June 5th, 2010 at 9:36 am
Yes, if there is a word for this year’s Wakarusa, which continues through Sunday (June 6), it might indeed be more.
Groups such as Black Joe Lewis, Umphrey’s McGee, STS9 and so many more performed here at the festival, which might have drawn as many as 22,000 music fans to the sloping hillsides of the Mulberry Mountain area on Arkansas 23. I met folks from states one would expect to be a draw, such as Georgia and Louisiana, there were plenty from elsewhere, and I talked to folks from both Montana and Hawaii (yes, that Hawaii).
While most of the crowd arrived on Wednesday night and into Thursday, a steady stream of folks made their way on Friday, too. Thursday saw a little congestion, but there was less to worry of on Friday. The antics are well underway.
We’re only halfway through, but folks could have seen a man dressed as a tree (he won a costume contest) hula hoopers in every direction and, on a hot day, plenty of dirt, sweat and bare skin.
And, of course, plenty of music. Black Joe Lewis was electric onstage. So was JJ Grey. So were a lot of other acts.
Technical difficulties prevented us from catching music until the afternoon.
We started with Austin, Texas blues revivalists Black Joe Lewis, dressed in black and white and ready to rock.

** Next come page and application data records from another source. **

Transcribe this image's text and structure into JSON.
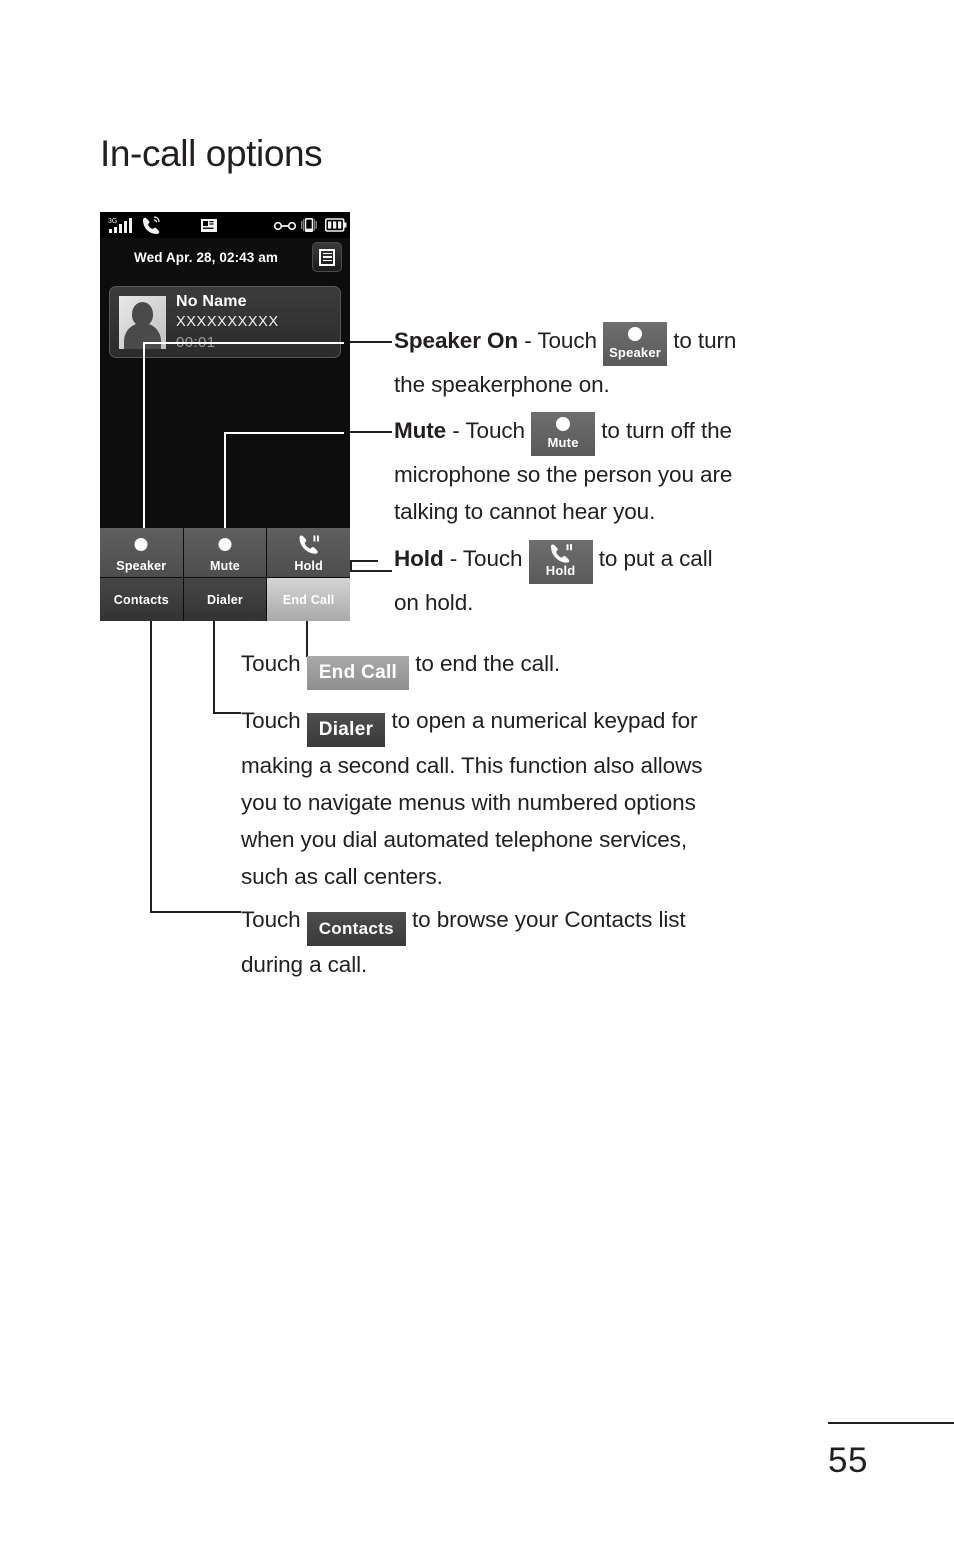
{
  "page": {
    "title": "In-call options",
    "number": "55"
  },
  "phone": {
    "statusbar": {
      "network_label": "3G",
      "icons": [
        "signal-bars-icon",
        "ringer-icon",
        "app-icon",
        "handset-off-icon",
        "vibrate-icon",
        "battery-icon"
      ]
    },
    "datetime": "Wed Apr. 28, 02:43 am",
    "menu_button_label": "menu-icon",
    "contact": {
      "name": "No Name",
      "number": "XXXXXXXXXX",
      "timer": "00:01"
    },
    "buttons": [
      {
        "id": "speaker",
        "label": "Speaker",
        "icon": "dot-icon",
        "style": "normal"
      },
      {
        "id": "mute",
        "label": "Mute",
        "icon": "dot-icon",
        "style": "normal"
      },
      {
        "id": "hold",
        "label": "Hold",
        "icon": "hold-icon",
        "style": "normal"
      },
      {
        "id": "contacts",
        "label": "Contacts",
        "icon": "",
        "style": "dark"
      },
      {
        "id": "dialer",
        "label": "Dialer",
        "icon": "",
        "style": "dark"
      },
      {
        "id": "endcall",
        "label": "End Call",
        "icon": "",
        "style": "light"
      }
    ]
  },
  "annotations": {
    "speaker": {
      "term": "Speaker On",
      "dash": " - ",
      "touch": "Touch ",
      "chip_label": "Speaker",
      "after": " to turn",
      "line2": "the speakerphone on."
    },
    "mute": {
      "term": "Mute",
      "dash": " - ",
      "touch": "Touch ",
      "chip_label": "Mute",
      "after": " to turn off the",
      "line2": "microphone so the person you are",
      "line3": "talking to cannot hear you."
    },
    "hold": {
      "term": "Hold",
      "dash": " - ",
      "touch": "Touch ",
      "chip_label": "Hold",
      "after": " to put a call",
      "line2": "on hold."
    },
    "endcall": {
      "touch": "Touch ",
      "chip_label": "End Call",
      "after": " to end the call."
    },
    "dialer": {
      "touch": "Touch ",
      "chip_label": "Dialer",
      "after": " to open a numerical keypad for",
      "line2": "making a second call. This function also allows",
      "line3": "you to navigate menus with numbered options",
      "line4": "when you dial automated telephone services,",
      "line5": "such as call centers."
    },
    "contacts": {
      "touch": "Touch ",
      "chip_label": "Contacts",
      "after": " to browse your Contacts list",
      "line2": "during a call."
    }
  },
  "colors": {
    "ink": "#231f20",
    "phone_bg": "#0d0d0d",
    "button_gray": "#565656",
    "endcall_gray": "#a9a9a9"
  }
}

The group, complete with a three-piece horn section, tore through covers of songs by The Stooges and Freddy Fender in addition to their own songs, notably “I’m Broke” and “Sugarfoot,” which audience members kept screaming for until it was played.
Perhaps two thousand people braved the peak of the afternoon sun — on a day that was brutally warm — to see the show.
A lot of them stayed for Florida’s JJ Grey and Mofro, the group that followed Black Joe Lewis on the mainstage. JJ Grey also brought a horn section, and the group played what might be best described as swamp boogie: a muddy blast of soulful, muscular rock ’n’ roll.
JJ Grey complained that the heat was affecting his guitar, so he put down that instrument for a while and played harmonica instead.
He played several songs off a record that he expects will be released in August, but he also played several tunes off of earlier releases, tunes such as “Lochloosa.” He quipped that he likes playing at Wakarusa because it gives him a chance to rhyme with the title of that song.
He also played a cover of “Hoochie Coochie Man,” before slowing it down with a new one of his own, “King Hummingbird.” That was a minor hiccup: fans don’t come to festivals to hear slow songs, they wanna rock. He later obliged them with “Orange Blossoms” and “She’s On Fire,” but not before telling a 5-minute long story about a woman’s backside first.
He was energetic live, as always, and the strengths of those behind him made me think that all bands should have a horn section.
Which had me in a mood, apparently, so I skipped the technically proficient and altogether great bluegrass band Railroad Earth for Dirtfoot, which has a saxophone player. They group is from Louisiana, and they call what they do Cajun grumble boogie.
It’s a strange thing indeed, as a combination of acoustic guitar, banjo, drums and saxophone is destined for failure.
They treat their version with enthusiasm and wit, and some 800 or so fans surrounding the Backwood Stage to dance along with them and shake tin cans full of dry beans — provided by the band — along with the beat.
Back at the mainstage, Chicago’s Umphrey’s McGee put down a thick groove of jam rock. The crowds in the mainstage area had swelled by the time they arrived, and perhaps 5,000 or more were gathered when they took the stage just before 8 p.m.
Those who were there were treated to a barrage of sounds and, as the sun dropped over the mountaintops, a light show to match.
Speaking of a light show, the group that played after Umphrey’s, STS9, might be as well known for their visual product as what they do onstage.
The traffic at the gate to enter the mainstage area was so great it took a full 25 minutes to pass through the bag check.
Thousands were there to watch STS9’s electronic-tempered groove, which does not contain vocals.
Their light show extended far into the crowd, well beyond the region of the stage.
And it all continues today. Groups such as Widespread Panic, The Black Keys, and Zappa Plays Zappa all play today.